LAFAYETTE — Ivy Tech Community College Lafayette and eight additional colleges in the Community College Alliance for Agriculture Advancement (C2A3) will receive $529,924 over the course of the next four years as part of a cooperative agreement issued by the U.S. Department of Agriculture Natural Resources Conservation Service.
The nine Midwestern community colleges that make up the alliance boast strong agricultural programs and traditions. The consortium was developed under a Memorandum of Understanding with the USDA-NRCS and USDA North Central Sustainable Agriculture Research and Education.
The main objective of the agreement is to realize a shared goal of ensuring quality education and training of field practitioners. By establishing a collaborative framework for cooperative activities, these partners will enhance and accelerate training and adoption of technologies and best practices for improved agricultural productivity and natural resources stewardship.
A key component of this agreement is hands-on learning in the field, utilizing college land resources to model best practices. Faculty and students will implement a conservation plan developed in cooperation with NRCS, install practices on the ground, collect data and help inform current and future producers and conservation professionals.
Ivy Tech Lafayette will utilize the funds from this agreement for equipment and staffing to implement conservation practices and measure key soil health data points. As one example, using a recently acquired Interseeder, Ivy Tech Lafayette students will be planting cover crops into early stage corn in several test plots.
The goal is not only to accelerate the adoption of conservation practices through the education of current, two-year agriculture students, but to also disseminate information to the broader community through field days and other college events and partnerships.
Ivy Tech Lafayette will host field days, inviting the community to observe the results of the cover crop trials and to hear from experts about best practices in the use of cover crops.
The C2A3 collaboration was born out of a mutual desire to provide more ongoing education, training and demonstration to future farm producers and agricultural service providers with the goal of improving the health, and therefore the long–term productivity, resilience and sustainability of the soil.
According to Jerry Raynor, Indiana NRCS State Conservationist, “Indiana NRCS is excited to partner with Ivy Tech Lafayette to push our understanding of soil health management systems to higher levels with a new group of students, farmers, and conservation professionals alike. Ivy Tech’s ability to dedicate their farm, faculty. and students will be a huge benefit to evaluating the various ways that Indiana farmers can manage their land.”

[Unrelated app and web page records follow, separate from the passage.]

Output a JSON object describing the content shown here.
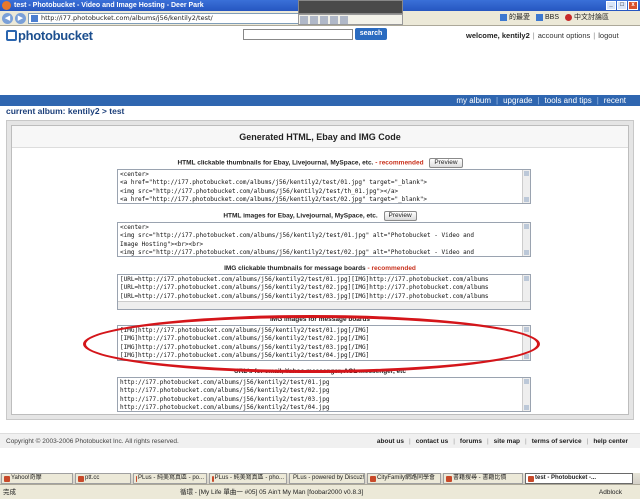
{
  "browser": {
    "window_title": "test - Photobucket - Video and Image Hosting - Deer Park",
    "url": "http://i77.photobucket.com/albums/j56/kentily2/test/",
    "bookmarks": [
      "的最愛",
      "BBS",
      "中文討論區"
    ]
  },
  "site": {
    "logo": "photobucket",
    "search_placeholder": "",
    "search_label": "search",
    "welcome": "welcome, kentily2",
    "account_options": "account options",
    "logout": "logout",
    "nav": [
      "my album",
      "upgrade",
      "tools and tips",
      "recent"
    ],
    "album_prefix": "current album:",
    "album_user": "kentily2",
    "album_arrow": ">",
    "album_name": "test"
  },
  "panel": {
    "title": "Generated HTML, Ebay and IMG Code",
    "preview_label": "Preview",
    "recommended": "- recommended",
    "sections": [
      {
        "label": "HTML clickable thumbnails for Ebay, Livejournal, MySpace, etc.",
        "lines": [
          "<center>",
          "<a href=\"http://i77.photobucket.com/albums/j56/kentily2/test/01.jpg\" target=\"_blank\">",
          "<img src=\"http://i77.photobucket.com/albums/j56/kentily2/test/th_01.jpg\"></a>",
          "<a href=\"http://i77.photobucket.com/albums/j56/kentily2/test/02.jpg\" target=\"_blank\">"
        ]
      },
      {
        "label": "HTML images for Ebay, Livejournal, MySpace, etc.",
        "lines": [
          "<center>",
          "<img src=\"http://i77.photobucket.com/albums/j56/kentily2/test/01.jpg\" alt=\"Photobucket - Video and",
          "Image Hosting\"><br><br>",
          "<img src=\"http://i77.photobucket.com/albums/j56/kentily2/test/02.jpg\" alt=\"Photobucket - Video and"
        ]
      },
      {
        "label": "IMG clickable thumbnails for message boards",
        "lines": [
          "[URL=http://i77.photobucket.com/albums/j56/kentily2/test/01.jpg][IMG]http://i77.photobucket.com/albums",
          "[URL=http://i77.photobucket.com/albums/j56/kentily2/test/02.jpg][IMG]http://i77.photobucket.com/albums",
          "[URL=http://i77.photobucket.com/albums/j56/kentily2/test/03.jpg][IMG]http://i77.photobucket.com/albums"
        ]
      },
      {
        "label": "IMG images for message boards",
        "lines": [
          "[IMG]http://i77.photobucket.com/albums/j56/kentily2/test/01.jpg[/IMG]",
          "[IMG]http://i77.photobucket.com/albums/j56/kentily2/test/02.jpg[/IMG]",
          "[IMG]http://i77.photobucket.com/albums/j56/kentily2/test/03.jpg[/IMG]",
          "[IMG]http://i77.photobucket.com/albums/j56/kentily2/test/04.jpg[/IMG]"
        ]
      },
      {
        "label": "URL's for email, Yahoo messenger, AOL messenger, etc",
        "lines": [
          "http://i77.photobucket.com/albums/j56/kentily2/test/01.jpg",
          "http://i77.photobucket.com/albums/j56/kentily2/test/02.jpg",
          "http://i77.photobucket.com/albums/j56/kentily2/test/03.jpg",
          "http://i77.photobucket.com/albums/j56/kentily2/test/04.jpg"
        ]
      }
    ]
  },
  "footer": {
    "copyright": "Copyright © 2003-2006 Photobucket Inc. All rights reserved.",
    "links": [
      "about us",
      "contact us",
      "forums",
      "site map",
      "terms of service",
      "help center"
    ]
  },
  "taskbar": {
    "items": [
      "Yahoo!奇摩",
      "ptt.cc",
      "PLus - 純美寫真區 - po...",
      "PLus - 純美寫真區 - pho...",
      "PLus - powered by Discuz!",
      "CityFamily網路同學會",
      "書籍搜尋 - 書籍比價",
      "test - Photobucket -..."
    ]
  },
  "status": {
    "text": "完成",
    "song": "循環 - [My Life 單曲一 #05] 05 Ain't My Man   [foobar2000 v0.8.3]",
    "adblock": "Adblock"
  },
  "colors": {
    "accent_blue": "#2f66b0",
    "recommended_red": "#c8301c",
    "highlight_ellipse": "#d4151a"
  }
}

In addition to working together on applied research projects that advance student learning on their college farms, member institutions partner with one another to share resources, faculty expertise, curriculum and tools which will advance the future of agriculture production in this country.